◆ Work instructions ◆
Reproduce each record below exactly as written.

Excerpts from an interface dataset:
################

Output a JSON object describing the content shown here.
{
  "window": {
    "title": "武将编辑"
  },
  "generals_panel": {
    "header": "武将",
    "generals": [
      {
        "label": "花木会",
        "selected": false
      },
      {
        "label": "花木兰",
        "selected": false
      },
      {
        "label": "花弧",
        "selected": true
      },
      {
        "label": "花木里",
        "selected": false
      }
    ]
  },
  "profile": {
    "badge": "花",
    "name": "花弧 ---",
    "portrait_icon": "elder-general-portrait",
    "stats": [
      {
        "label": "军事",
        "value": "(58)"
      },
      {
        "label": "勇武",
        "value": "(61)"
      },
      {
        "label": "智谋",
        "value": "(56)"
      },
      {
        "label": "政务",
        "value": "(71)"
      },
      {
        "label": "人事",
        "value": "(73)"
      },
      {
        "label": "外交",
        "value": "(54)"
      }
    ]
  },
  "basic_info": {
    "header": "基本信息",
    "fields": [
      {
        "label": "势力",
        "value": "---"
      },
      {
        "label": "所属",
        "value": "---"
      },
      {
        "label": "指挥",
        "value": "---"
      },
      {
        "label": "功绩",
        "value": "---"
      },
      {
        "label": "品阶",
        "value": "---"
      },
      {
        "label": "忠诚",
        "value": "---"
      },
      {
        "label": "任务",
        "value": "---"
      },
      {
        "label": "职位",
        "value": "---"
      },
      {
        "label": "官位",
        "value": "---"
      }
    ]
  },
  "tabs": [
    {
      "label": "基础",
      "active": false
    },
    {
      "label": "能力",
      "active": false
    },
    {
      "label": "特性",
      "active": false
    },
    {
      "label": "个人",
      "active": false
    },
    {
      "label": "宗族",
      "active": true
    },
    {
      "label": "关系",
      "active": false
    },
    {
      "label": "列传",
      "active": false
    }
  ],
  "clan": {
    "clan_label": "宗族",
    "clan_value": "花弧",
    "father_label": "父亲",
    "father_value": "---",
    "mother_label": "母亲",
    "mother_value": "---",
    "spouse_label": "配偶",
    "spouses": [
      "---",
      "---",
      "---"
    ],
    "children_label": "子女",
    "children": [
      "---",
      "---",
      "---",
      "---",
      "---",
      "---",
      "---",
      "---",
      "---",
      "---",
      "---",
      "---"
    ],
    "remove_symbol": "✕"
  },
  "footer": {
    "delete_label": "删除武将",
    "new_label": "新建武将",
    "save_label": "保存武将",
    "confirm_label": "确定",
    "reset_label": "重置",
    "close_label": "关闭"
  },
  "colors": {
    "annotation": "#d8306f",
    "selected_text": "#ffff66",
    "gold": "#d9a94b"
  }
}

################

◆ Task result ◆
Output a JSON object describing the content shown here.
{
  "window": {
    "title": "武将编辑"
  },
  "generals_panel": {
    "header": "武将",
    "generals": [
      {
        "label": "花木会",
        "selected": false
      },
      {
        "label": "花木兰",
        "selected": false
      },
      {
        "label": "花弧",
        "selected": true
      },
      {
        "label": "花木里",
        "selected": false
      }
    ]
  },
  "profile": {
    "badge": "花",
    "name": "花弧 ---",
    "portrait_icon": "elder-general-portrait",
    "stats": [
      {
        "label": "军事",
        "value": "(58)"
      },
      {
        "label": "勇武",
        "value": "(61)"
      },
      {
        "label": "智谋",
        "value": "(56)"
      },
      {
        "label": "政务",
        "value": "(71)"
      },
      {
        "label": "人事",
        "value": "(73)"
      },
      {
        "label": "外交",
        "value": "(54)"
      }
    ]
  },
  "basic_info": {
    "header": "基本信息",
    "fields": [
      {
        "label": "势力",
        "value": "---"
      },
      {
        "label": "所属",
        "value": "---"
      },
      {
        "label": "指挥",
        "value": "---"
      },
      {
        "label": "功绩",
        "value": "---"
      },
      {
        "label": "品阶",
        "value": "---"
      },
      {
        "label": "忠诚",
        "value": "---"
      },
      {
        "label": "任务",
        "value": "---"
      },
      {
        "label": "职位",
        "value": "---"
      },
      {
        "label": "官位",
        "value": "---"
      }
    ]
  },
  "tabs": [
    {
      "label": "基础",
      "active": false
    },
    {
      "label": "能力",
      "active": false
    },
    {
      "label": "特性",
      "active": false
    },
    {
      "label": "个人",
      "active": false
    },
    {
      "label": "宗族",
      "active": true
    },
    {
      "label": "关系",
      "active": false
    },
    {
      "label": "列传",
      "active": false
    }
  ],
  "clan": {
    "clan_label": "宗族",
    "clan_value": "花弧",
    "father_label": "父亲",
    "father_value": "---",
    "mother_label": "母亲",
    "mother_value": "---",
    "spouse_label": "配偶",
    "spouses": [
      "---",
      "---",
      "---"
    ],
    "children_label": "子女",
    "children": [
      "---",
      "---",
      "---",
      "---",
      "---",
      "---",
      "---",
      "---",
      "---",
      "---",
      "---",
      "---"
    ],
    "remove_symbol": "✕"
  },
  "footer": {
    "delete_label": "删除武将",
    "new_label": "新建武将",
    "save_label": "保存武将",
    "confirm_label": "确定",
    "reset_label": "重置",
    "close_label": "关闭"
  },
  "colors": {
    "annotation": "#d8306f",
    "selected_text": "#ffff66",
    "gold": "#d9a94b"
  }
}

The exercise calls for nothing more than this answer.